    Abstract: Although several studies have found a negative relationship between government spending and entrepreneurship, much debate remains regarding the components of government spending responsible for this association. This paper contributes to the literature by specifically exploring the relationship between government private subsidies and entrepreneurship. By combining macroeconomic government spending data with individual level entrepreneurship data, the paper finds a negative association between the share of private subsidies and entrepreneurship. However, findings are less straightforward when the analysis delves deeper into the components of private subsidies and their association with different kinds of entrepreneurship.
    Keywords: Urban Economics,Taxation&Subsidies,Economic Theory&Research,Emerging Markets,Education for the Knowledge Economy
    Date: 2014–06–01
  34. By: Justyna Wilk, Michal Bernard Pietrzak (Wroc³aw University of Economics, Nicolaus Copernicus University, Poland)
    Abstract: The processes of socio-economic development are continuously accompanied by the process of population aging. It is seen as a growing of the percentage share of people aged 65 and over in the general population. It covers the majority of European Union countries and also refers to Poland. The objective of the paper is to analyze the population aging phenomenon in spatial perspective. The study was carried out for 66 subregions (NUTS 3) and covered the period 1995-2012. Poland is characterized by a strong spatial diversification regarding the senior citizens share and its growth rate, and also determinants exerting impact on the demographic aging processes. The demographically youngest and slowest aging population lives in south-eastern and also central Poland. The most intensive population aging processes are seen in the selected subregions of south-western Poland. Here, we observe extremely low fertility, demographically old working-age population and also significant migration outflow of younger people.
    Keywords: population aging, socio-economic development, spatial approach, taxonomic analysis, regression analysis
    JEL: C38 C51 J11
    Date: 2014–03
  35. By: W. Erwin Diewert (University of British Columbia and School of Economics, Australian School of Business, the University of New South Wales); Kevin J. Fox (School of Economics, Australian School of Business, the University of New South Wales)
    Abstract: This paper develops a new framework for measuring prices and quantities of commercial properties. In particular, it addresses problems associated with obtaining separate estimates for the land and structure components of a property. A key contribution is to address the problem of estimating structure depreciation taking into account the fixity of the structure. We find that structure depreciation is determined primarily by the cash flows that the property generates rather than physical deterioration of the building.

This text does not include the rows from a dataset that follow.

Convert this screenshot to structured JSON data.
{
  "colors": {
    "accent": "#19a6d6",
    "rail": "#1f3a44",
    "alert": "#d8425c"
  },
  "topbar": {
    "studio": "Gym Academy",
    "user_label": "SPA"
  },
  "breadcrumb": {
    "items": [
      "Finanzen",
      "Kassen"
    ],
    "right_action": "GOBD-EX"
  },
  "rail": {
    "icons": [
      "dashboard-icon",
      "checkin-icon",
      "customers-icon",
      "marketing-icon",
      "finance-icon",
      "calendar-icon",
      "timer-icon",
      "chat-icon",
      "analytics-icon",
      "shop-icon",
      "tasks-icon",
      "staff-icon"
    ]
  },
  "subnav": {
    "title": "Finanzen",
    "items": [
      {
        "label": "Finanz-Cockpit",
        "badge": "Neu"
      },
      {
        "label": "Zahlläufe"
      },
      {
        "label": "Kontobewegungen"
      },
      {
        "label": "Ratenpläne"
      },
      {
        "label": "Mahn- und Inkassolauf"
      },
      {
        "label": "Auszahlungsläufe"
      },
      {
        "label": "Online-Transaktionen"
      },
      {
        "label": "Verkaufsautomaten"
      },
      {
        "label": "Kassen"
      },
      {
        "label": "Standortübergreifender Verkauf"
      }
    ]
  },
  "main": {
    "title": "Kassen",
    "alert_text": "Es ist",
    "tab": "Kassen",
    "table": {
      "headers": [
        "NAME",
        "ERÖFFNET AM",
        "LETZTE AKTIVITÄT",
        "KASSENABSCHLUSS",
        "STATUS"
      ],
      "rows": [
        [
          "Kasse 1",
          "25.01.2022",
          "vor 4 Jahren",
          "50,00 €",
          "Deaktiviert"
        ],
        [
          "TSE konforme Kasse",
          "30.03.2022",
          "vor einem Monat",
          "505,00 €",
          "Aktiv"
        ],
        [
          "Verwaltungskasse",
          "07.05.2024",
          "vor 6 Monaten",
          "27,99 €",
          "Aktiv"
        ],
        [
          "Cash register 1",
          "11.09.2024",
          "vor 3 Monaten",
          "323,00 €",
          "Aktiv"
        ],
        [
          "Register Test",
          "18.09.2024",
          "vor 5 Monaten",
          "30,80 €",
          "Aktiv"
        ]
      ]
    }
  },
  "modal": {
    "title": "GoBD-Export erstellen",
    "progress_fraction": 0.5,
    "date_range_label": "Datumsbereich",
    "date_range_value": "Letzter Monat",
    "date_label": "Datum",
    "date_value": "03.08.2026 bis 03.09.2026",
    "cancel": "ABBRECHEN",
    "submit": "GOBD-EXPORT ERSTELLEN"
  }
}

    Keywords: Property price indexes, net operating income, discounted cash flow, System of National Accounts, Balance Sheets, land and structure prices, goodwill amortization, intangible assets
    JEL: C2 C23 C43 D12 E31 R21

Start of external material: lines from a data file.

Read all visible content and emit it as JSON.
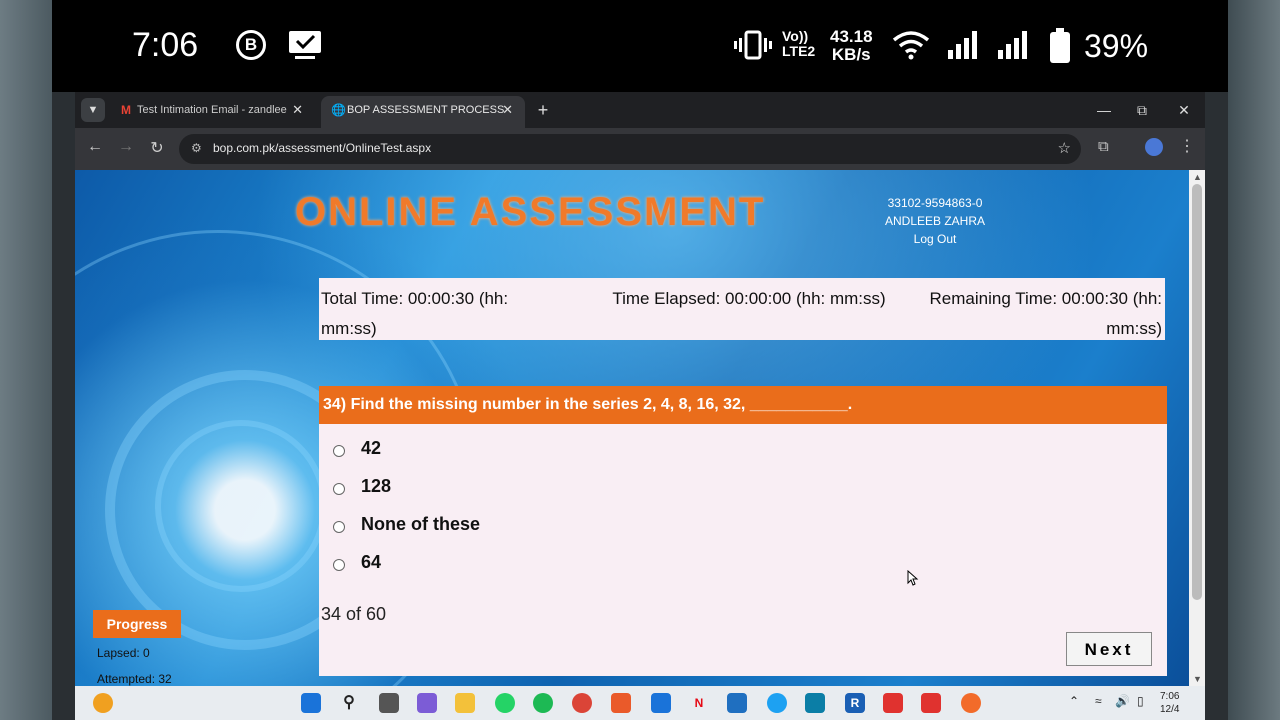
{
  "status_bar": {
    "time": "7:06",
    "volte_line1": "Vo))",
    "volte_line2": "LTE2",
    "speed_value": "43.18",
    "speed_unit": "KB/s",
    "battery": "39%"
  },
  "browser": {
    "tabs": [
      {
        "label": "Test Intimation Email - zandleeb",
        "favicon": "gmail-icon"
      },
      {
        "label": "BOP ASSESSMENT PROCESS",
        "favicon": "globe-icon"
      }
    ],
    "url": "bop.com.pk/assessment/OnlineTest.aspx"
  },
  "page": {
    "title": "ONLINE ASSESSMENT",
    "user_id": "33102-9594863-0",
    "user_name": "ANDLEEB ZAHRA",
    "logout": "Log Out",
    "timer": {
      "total": "Total Time: 00:00:30 (hh: mm:ss)",
      "elapsed": "Time Elapsed: 00:00:00 (hh: mm:ss)",
      "remaining": "Remaining Time: 00:00:30 (hh: mm:ss)"
    },
    "question": "34) Find the missing number in the series 2, 4, 8, 16, 32, ___________.",
    "options": [
      "42",
      "128",
      "None of these",
      "64"
    ],
    "counter": "34 of 60",
    "next": "Next",
    "progress": {
      "label": "Progress",
      "lapsed": "Lapsed: 0",
      "attempted": "Attempted: 32"
    }
  },
  "taskbar": {
    "clock_time": "7:06",
    "clock_date": "12/4"
  },
  "colors": {
    "accent_orange": "#ea6d1b",
    "panel_pink": "#f9eef4",
    "page_blue": "#1f8fd8"
  }
}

    Date: 2014–06

This nep-ure issue is ©2014 by Steve Ross. It is provided as is without any express or implied warranty. It may be freely redistributed in whole or in part for any purpose. If distributed in part, please include this notice.
General information on the NEP project can be found at For comments please write to the director of NEP, Marco Novarese at <>. Put “NEP” in the subject, otherwise your mail may be rejected.
NEP’s infrastructure is sponsored by the School of Economics and Finance of Massey University in New Zealand.